Research and Head of the JC Self Research Institute. He joins the GGC faculty from the University of Georgia where he was Professor of Biochemistry
and Molecular Biology in the University’s Complex Carbohydrate Research Center.
Steet’s research program, which is funded by the NIH and private foundations, is focused on defining disease mechanisms for two different classes of inherited
diseases – lysosomal storage disorders and congenital disorders of glycosylation. Dr. Steet is also a dedicated advocate of rare disease research and
serves on the scientific advisory boards for the National MPS Society and ISMRD, two organizations that provide family support and advance research.
“I am thrilled to become part of the world-renowned Greenwood Genetic Center, and I look forward to collaborating with their clinical and diagnostic divisions
to enhance our understanding of the genetic basis for birth defects and disabilities,” said Steet.
Steet’s additional goals for the Center’s Research Division include integrating the Center’s strengths in basic science research with clinical and translational
studies. He also plans to enhance partnerships with pharmaceutical companies that can drive therapeutic development for genetic disorders.
Steet and Heather Flanagan-Steet, PhD
, who also joins GGC’s faculty as Director of Functional
Studies and Director of the Center’s new Aquaculture Facility, study both cell and animal-based models of human disease. Their work uses a combination
of chemical, molecular, and developmental approaches to unravel the complexity of these disorders and explore new ways to treat them.
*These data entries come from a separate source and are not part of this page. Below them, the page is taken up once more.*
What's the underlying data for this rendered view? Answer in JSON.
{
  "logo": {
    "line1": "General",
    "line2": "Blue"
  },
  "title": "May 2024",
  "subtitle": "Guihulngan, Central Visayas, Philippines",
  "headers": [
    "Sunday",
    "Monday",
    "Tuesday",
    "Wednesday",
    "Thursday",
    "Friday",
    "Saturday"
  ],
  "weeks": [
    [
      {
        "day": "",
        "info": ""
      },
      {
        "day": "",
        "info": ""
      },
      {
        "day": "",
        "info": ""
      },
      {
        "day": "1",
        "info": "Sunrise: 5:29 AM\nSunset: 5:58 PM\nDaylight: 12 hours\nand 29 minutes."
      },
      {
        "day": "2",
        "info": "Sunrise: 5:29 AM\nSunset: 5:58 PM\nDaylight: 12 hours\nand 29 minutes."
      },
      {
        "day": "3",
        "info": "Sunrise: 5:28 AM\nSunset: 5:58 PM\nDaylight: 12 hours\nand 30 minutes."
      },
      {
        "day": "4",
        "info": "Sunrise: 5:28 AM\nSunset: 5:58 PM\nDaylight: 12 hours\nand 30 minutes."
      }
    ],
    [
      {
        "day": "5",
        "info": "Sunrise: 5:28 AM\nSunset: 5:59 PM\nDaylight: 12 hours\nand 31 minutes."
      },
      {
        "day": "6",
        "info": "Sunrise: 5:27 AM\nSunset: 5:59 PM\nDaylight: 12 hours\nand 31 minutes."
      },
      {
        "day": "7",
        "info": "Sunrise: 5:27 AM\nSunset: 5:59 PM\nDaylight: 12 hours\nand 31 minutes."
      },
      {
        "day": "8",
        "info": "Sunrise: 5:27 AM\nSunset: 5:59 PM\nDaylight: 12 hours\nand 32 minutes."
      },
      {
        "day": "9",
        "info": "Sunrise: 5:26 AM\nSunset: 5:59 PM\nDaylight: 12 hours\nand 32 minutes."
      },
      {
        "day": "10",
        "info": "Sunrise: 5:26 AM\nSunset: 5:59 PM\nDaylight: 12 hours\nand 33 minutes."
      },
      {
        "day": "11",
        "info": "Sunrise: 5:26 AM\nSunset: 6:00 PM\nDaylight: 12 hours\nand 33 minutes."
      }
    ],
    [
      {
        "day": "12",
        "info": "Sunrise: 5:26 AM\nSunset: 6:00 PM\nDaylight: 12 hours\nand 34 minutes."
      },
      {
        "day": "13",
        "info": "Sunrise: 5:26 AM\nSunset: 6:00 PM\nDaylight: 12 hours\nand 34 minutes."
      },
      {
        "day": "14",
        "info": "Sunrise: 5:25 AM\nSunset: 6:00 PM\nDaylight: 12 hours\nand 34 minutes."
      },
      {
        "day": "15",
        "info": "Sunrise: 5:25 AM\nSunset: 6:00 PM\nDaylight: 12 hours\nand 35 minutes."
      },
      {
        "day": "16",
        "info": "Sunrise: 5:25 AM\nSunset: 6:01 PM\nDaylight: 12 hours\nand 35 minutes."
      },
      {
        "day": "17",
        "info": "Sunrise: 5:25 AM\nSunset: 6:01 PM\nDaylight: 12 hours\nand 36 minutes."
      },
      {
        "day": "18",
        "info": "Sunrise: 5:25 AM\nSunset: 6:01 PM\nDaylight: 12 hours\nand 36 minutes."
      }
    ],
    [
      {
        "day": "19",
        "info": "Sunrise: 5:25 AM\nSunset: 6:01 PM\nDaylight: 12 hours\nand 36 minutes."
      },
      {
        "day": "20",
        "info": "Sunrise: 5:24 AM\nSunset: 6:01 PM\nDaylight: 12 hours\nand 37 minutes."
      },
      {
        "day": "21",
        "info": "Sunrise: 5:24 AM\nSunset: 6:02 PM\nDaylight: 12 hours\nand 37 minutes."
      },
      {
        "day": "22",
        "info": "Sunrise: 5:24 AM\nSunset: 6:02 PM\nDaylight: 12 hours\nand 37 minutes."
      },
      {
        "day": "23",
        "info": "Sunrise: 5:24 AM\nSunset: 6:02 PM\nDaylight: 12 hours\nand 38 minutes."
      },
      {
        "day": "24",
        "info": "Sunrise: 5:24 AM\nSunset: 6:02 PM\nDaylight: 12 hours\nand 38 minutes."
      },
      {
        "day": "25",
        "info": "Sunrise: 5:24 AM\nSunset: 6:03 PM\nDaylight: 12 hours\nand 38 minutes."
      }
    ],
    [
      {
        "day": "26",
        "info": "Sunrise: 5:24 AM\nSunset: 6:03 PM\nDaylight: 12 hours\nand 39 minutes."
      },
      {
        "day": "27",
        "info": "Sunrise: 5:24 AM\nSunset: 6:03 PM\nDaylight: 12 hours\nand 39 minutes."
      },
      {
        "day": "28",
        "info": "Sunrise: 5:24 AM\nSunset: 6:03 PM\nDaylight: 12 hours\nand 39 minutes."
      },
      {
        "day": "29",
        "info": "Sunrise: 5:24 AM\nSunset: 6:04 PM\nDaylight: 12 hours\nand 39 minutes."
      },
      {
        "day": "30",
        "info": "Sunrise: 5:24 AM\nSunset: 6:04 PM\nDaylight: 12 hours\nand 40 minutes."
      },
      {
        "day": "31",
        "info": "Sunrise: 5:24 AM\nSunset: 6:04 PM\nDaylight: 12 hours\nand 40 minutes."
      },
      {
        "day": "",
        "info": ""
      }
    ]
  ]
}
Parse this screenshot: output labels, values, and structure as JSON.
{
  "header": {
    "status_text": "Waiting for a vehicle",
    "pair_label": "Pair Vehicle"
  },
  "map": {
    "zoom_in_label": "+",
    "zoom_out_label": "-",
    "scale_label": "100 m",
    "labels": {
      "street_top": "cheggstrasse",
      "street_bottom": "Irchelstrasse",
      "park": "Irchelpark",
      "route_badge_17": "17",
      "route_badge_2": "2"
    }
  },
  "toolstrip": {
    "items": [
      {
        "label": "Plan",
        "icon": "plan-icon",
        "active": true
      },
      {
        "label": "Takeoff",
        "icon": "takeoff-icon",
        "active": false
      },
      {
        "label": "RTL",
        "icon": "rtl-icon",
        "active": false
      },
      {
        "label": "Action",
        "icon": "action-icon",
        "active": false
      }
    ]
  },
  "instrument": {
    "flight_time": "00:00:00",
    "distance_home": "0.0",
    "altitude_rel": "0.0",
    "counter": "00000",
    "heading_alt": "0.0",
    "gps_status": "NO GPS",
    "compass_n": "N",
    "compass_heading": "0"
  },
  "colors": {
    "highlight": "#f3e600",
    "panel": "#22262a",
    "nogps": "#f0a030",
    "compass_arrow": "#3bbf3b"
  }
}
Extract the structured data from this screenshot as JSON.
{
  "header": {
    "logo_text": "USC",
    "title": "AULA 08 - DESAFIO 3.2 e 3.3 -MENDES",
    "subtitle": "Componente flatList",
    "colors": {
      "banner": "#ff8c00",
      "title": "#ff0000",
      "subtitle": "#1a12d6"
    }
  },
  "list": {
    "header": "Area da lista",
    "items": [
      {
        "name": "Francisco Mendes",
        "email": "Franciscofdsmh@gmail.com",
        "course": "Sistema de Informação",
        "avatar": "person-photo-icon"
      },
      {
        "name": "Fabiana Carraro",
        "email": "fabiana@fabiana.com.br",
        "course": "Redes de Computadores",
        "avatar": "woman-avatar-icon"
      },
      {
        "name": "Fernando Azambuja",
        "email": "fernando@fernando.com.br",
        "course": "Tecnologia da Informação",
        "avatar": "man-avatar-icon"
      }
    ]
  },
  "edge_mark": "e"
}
Their efforts
will dovetail in many ways with the mission of the Clemson Center for Human Genetics
located adjacent to the JC Self Research Institute.
The Steets have been working with GGC over the past several months to set up a new aquaculture facility at the Center that, once fully operational, will
house over 10,000 zebrafish. The facility, along with a new confocal microscope, which will arrive at GGC this fall, will allow in depth characterization
of zebrafish models for several human genetic diseases. Their zebrafish and cell models will be further leveraged to study challenging cases seen in
the clinic and diagnostic labs.
“Zebrafish, who share approximately 70% of their genes with humans, are a powerful model organism for genetic disorders,” shared Flanagan-Steet. “Since
zebrafish embryos are clear, we can observe their development from the very beginning and learn how genetic factors lead to the disease-associated
features that we see in patients.”
“GGC is fortunate to have the expertise of both Dr. Steet and Dr. Flanagan-Steet, and we are excited as our research program expands to include our first
animal model,” said Steve Skinner, MD
, Director of GGC. “The potential of this new area of
study is tremendous, and what we learn through their lab will undoubtedly move us closer to developing effective treatments for patients with rare
Steet assumes the directorship from Charles Schwartz, PhD
who joined GGC in 1985 as the Director
of the Center’s Molecular Laboratory, and shifted his focus to lead research initiatives in 1996. Schwartz earned an international reputation in the
area of X-linked intellectual disability. He remains on GGC faculty as a Senior Research Scientist.
Photo above: Dr. Richard Steet and Dr. Heather Flanagan-Steet inspect a tank of zebrafish in GGC’s new Aquaculture Facility